It was civilians who paid the highest price during Easter week. Recent research by the Glasnevin Trust has shown that while 485 people died during Easter week, 54% of the total were civilians. Of the remainder 26% were British troops, 16% rebels and 4% police.

Legacy
The legacy of the Easter Rising is complex and, at times, deeply contested. There is no doubt that British actions during Easter week, such as the killings of civilians on North King Street, turned public opinion against Britain. The executions of the rebel leadership and the arrest of over 3,000 people in the wake of the Rising also served to radicalise public opinion. However, the ongoing losses in World War One, and the debates over the introduction of conscription in 1918 also led Irish people to question their ongoing relationship with Britain. Generally the British response to the Rising and the wider impact of World War One served to turn the public away from Redmond’s ideal of Home Rule and towards the more radical Republican rhetoric of Sinn Féin.

Officers with the captured rebel flag on Sackville Street. Some of their actions throughout Easter week turned many members of the public against Britain. (Image: UCD Postcard Collection)

The spirit of 1916, and the military lessons learned from it, are central in understanding the Irish insurgency against Britain between 1919 and 1921 and the creation of an independent Irish Free State. The complexity over the legacy of 1916 begins in earnest at this point. The split over the Treaty, which had led to the creation of the Irish Free State, would not only lead to Civil War, but also to claims, from both sides of the Treaty divide, that they were the true inheritors and custodians of the spirit of 1916. The problematic legacy of 1916, in effect the question of who is the political caretaker of the Proclamation, was also seen to feed the flames of the Northern troubles from 1968 and the resurgent IRA and has been to the fore of debates about how this centenary of the Rising be celebrated. In effect, is the Ireland of today the one that the men and women of 1916 dreamt of?

Resources

Michael Foy and Brian Barton, The Easter Rising (Dublin, 2011).
Charles Townshend, Easter 1916: The Irish Rebellion (London, 2006).
The National Library of Ireland, The 1916 Rising: Personalities and Perspectives

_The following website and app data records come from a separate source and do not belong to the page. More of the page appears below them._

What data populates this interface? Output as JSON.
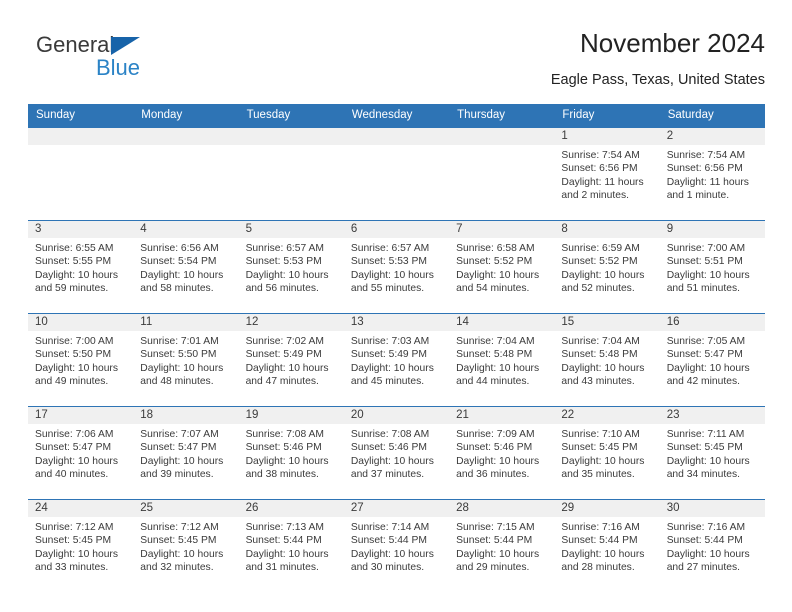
{
  "brand": {
    "name_part1": "General",
    "name_part2": "Blue",
    "triangle_color": "#1763a9",
    "blue_color": "#2b83c6"
  },
  "header": {
    "title": "November 2024",
    "location": "Eagle Pass, Texas, United States"
  },
  "theme": {
    "header_blue": "#2e74b5",
    "daynum_band": "#f0f0f0",
    "text": "#3b3b3b"
  },
  "weekday_headers": [
    "Sunday",
    "Monday",
    "Tuesday",
    "Wednesday",
    "Thursday",
    "Friday",
    "Saturday"
  ],
  "labels": {
    "sunrise": "Sunrise:",
    "sunset": "Sunset:",
    "daylight": "Daylight:"
  },
  "weeks": [
    [
      {
        "day": "",
        "empty": true
      },
      {
        "day": "",
        "empty": true
      },
      {
        "day": "",
        "empty": true
      },
      {
        "day": "",
        "empty": true
      },
      {
        "day": "",
        "empty": true
      },
      {
        "day": "1",
        "sunrise": "Sunrise: 7:54 AM",
        "sunset": "Sunset: 6:56 PM",
        "daylight_line1": "Daylight: 11 hours",
        "daylight_line2": "and 2 minutes."
      },
      {
        "day": "2",
        "sunrise": "Sunrise: 7:54 AM",
        "sunset": "Sunset: 6:56 PM",
        "daylight_line1": "Daylight: 11 hours",
        "daylight_line2": "and 1 minute."
      }
    ],
    [
      {
        "day": "3",
        "sunrise": "Sunrise: 6:55 AM",
        "sunset": "Sunset: 5:55 PM",
        "daylight_line1": "Daylight: 10 hours",
        "daylight_line2": "and 59 minutes."
      },
      {
        "day": "4",
        "sunrise": "Sunrise: 6:56 AM",
        "sunset": "Sunset: 5:54 PM",
        "daylight_line1": "Daylight: 10 hours",
        "daylight_line2": "and 58 minutes."
      },
      {
        "day": "5",
        "sunrise": "Sunrise: 6:57 AM",
        "sunset": "Sunset: 5:53 PM",
        "daylight_line1": "Daylight: 10 hours",
        "daylight_line2": "and 56 minutes."
      },
      {
        "day": "6",
        "sunrise": "Sunrise: 6:57 AM",
        "sunset": "Sunset: 5:53 PM",
        "daylight_line1": "Daylight: 10 hours",
        "daylight_line2": "and 55 minutes."
      },
      {
        "day": "7",
        "sunrise": "Sunrise: 6:58 AM",
        "sunset": "Sunset: 5:52 PM",
        "daylight_line1": "Daylight: 10 hours",
        "daylight_line2": "and 54 minutes."
      },
      {
        "day": "8",
        "sunrise": "Sunrise: 6:59 AM",
        "sunset": "Sunset: 5:52 PM",
        "daylight_line1": "Daylight: 10 hours",
        "daylight_line2": "and 52 minutes."
      },
      {
        "day": "9",
        "sunrise": "Sunrise: 7:00 AM",
        "sunset": "Sunset: 5:51 PM",
        "daylight_line1": "Daylight: 10 hours",
        "daylight_line2": "and 51 minutes."
      }
    ],
    [
      {
        "day": "10",
        "sunrise": "Sunrise: 7:00 AM",
        "sunset": "Sunset: 5:50 PM",
        "daylight_line1": "Daylight: 10 hours",
        "daylight_line2": "and 49 minutes."
      },
      {
        "day": "11",
        "sunrise": "Sunrise: 7:01 AM",
        "sunset": "Sunset: 5:50 PM",
        "daylight_line1": "Daylight: 10 hours",
        "daylight_line2": "and 48 minutes."
      },
      {
        "day": "12",
        "sunrise": "Sunrise: 7:02 AM",
        "sunset": "Sunset: 5:49 PM",
        "daylight_line1": "Daylight: 10 hours",
        "daylight_line2": "and 47 minutes."
      },
      {
        "day": "13",
        "sunrise": "Sunrise: 7:03 AM",
        "sunset": "Sunset: 5:49 PM",
        "daylight_line1": "Daylight: 10 hours",
        "daylight_line2": "and 45 minutes."
      },
      {
        "day": "14",
        "sunrise": "Sunrise: 7:04 AM",
        "sunset": "Sunset: 5:48 PM",
        "daylight_line1": "Daylight: 10 hours",
        "daylight_line2": "and 44 minutes."
      },
      {
        "day": "15",
        "sunrise": "Sunrise: 7:04 AM",
        "sunset": "Sunset: 5:48 PM",
        "daylight_line1": "Daylight: 10 hours",
        "daylight_line2": "and 43 minutes."
      },
      {
        "day": "16",
        "sunrise": "Sunrise: 7:05 AM",
        "sunset": "Sunset: 5:47 PM",
        "daylight_line1": "Daylight: 10 hours",
        "daylight_line2": "and 42 minutes."
      }
    ],
    [
      {
        "day": "17",
        "sunrise": "Sunrise: 7:06 AM",
        "sunset": "Sunset: 5:47 PM",
        "daylight_line1": "Daylight: 10 hours",
        "daylight_line2": "and 40 minutes."
      },
      {
        "day": "18",
        "sunrise": "Sunrise: 7:07 AM",
        "sunset": "Sunset: 5:47 PM",
        "daylight_line1": "Daylight: 10 hours",
        "daylight_line2": "and 39 minutes."
      },
      {
        "day": "19",
        "sunrise": "Sunrise: 7:08 AM",
        "sunset": "Sunset: 5:46 PM",
        "daylight_line1": "Daylight: 10 hours",
        "daylight_line2": "and 38 minutes."
      },
      {
        "day": "20",
        "sunrise": "Sunrise: 7:08 AM",
        "sunset": "Sunset: 5:46 PM",
        "daylight_line1": "Daylight: 10 hours",
        "daylight_line2": "and 37 minutes."
      },
      {
        "day": "21",
        "sunrise": "Sunrise: 7:09 AM",
        "sunset": "Sunset: 5:46 PM",
        "daylight_line1": "Daylight: 10 hours",
        "daylight_line2": "and 36 minutes."
      },
      {
        "day": "22",
        "sunrise": "Sunrise: 7:10 AM",
        "sunset": "Sunset: 5:45 PM",
        "daylight_line1": "Daylight: 10 hours",
        "daylight_line2": "and 35 minutes."
      },
      {
        "day": "23",
        "sunrise": "Sunrise: 7:11 AM",
        "sunset": "Sunset: 5:45 PM",
        "daylight_line1": "Daylight: 10 hours",
        "daylight_line2": "and 34 minutes."
      }
    ],
    [
      {
        "day": "24",
        "sunrise": "Sunrise: 7:12 AM",
        "sunset": "Sunset: 5:45 PM",
        "daylight_line1": "Daylight: 10 hours",
        "daylight_line2": "and 33 minutes."
      },
      {
        "day": "25",
        "sunrise": "Sunrise: 7:12 AM",
        "sunset": "Sunset: 5:45 PM",
        "daylight_line1": "Daylight: 10 hours",
        "daylight_line2": "and 32 minutes."
      },
      {
        "day": "26",
        "sunrise": "Sunrise: 7:13 AM",
        "sunset": "Sunset: 5:44 PM",
        "daylight_line1": "Daylight: 10 hours",
        "daylight_line2": "and 31 minutes."
      },
      {
        "day": "27",
        "sunrise": "Sunrise: 7:14 AM",
        "sunset": "Sunset: 5:44 PM",
        "daylight_line1": "Daylight: 10 hours",
        "daylight_line2": "and 30 minutes."
      },
      {
        "day": "28",
        "sunrise": "Sunrise: 7:15 AM",
        "sunset": "Sunset: 5:44 PM",
        "daylight_line1": "Daylight: 10 hours",
        "daylight_line2": "and 29 minutes."
      },
      {
        "day": "29",
        "sunrise": "Sunrise: 7:16 AM",
        "sunset": "Sunset: 5:44 PM",
        "daylight_line1": "Daylight: 10 hours",
        "daylight_line2": "and 28 minutes."
      },
      {
        "day": "30",
        "sunrise": "Sunrise: 7:16 AM",
        "sunset": "Sunset: 5:44 PM",
        "daylight_line1": "Daylight: 10 hours",
        "daylight_line2": "and 27 minutes."
      }
    ]
  ]
}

RTÉ

Century Ireland

The Century Ireland project is an online historical newspaper that tells the story of the events of Irish life a century ago.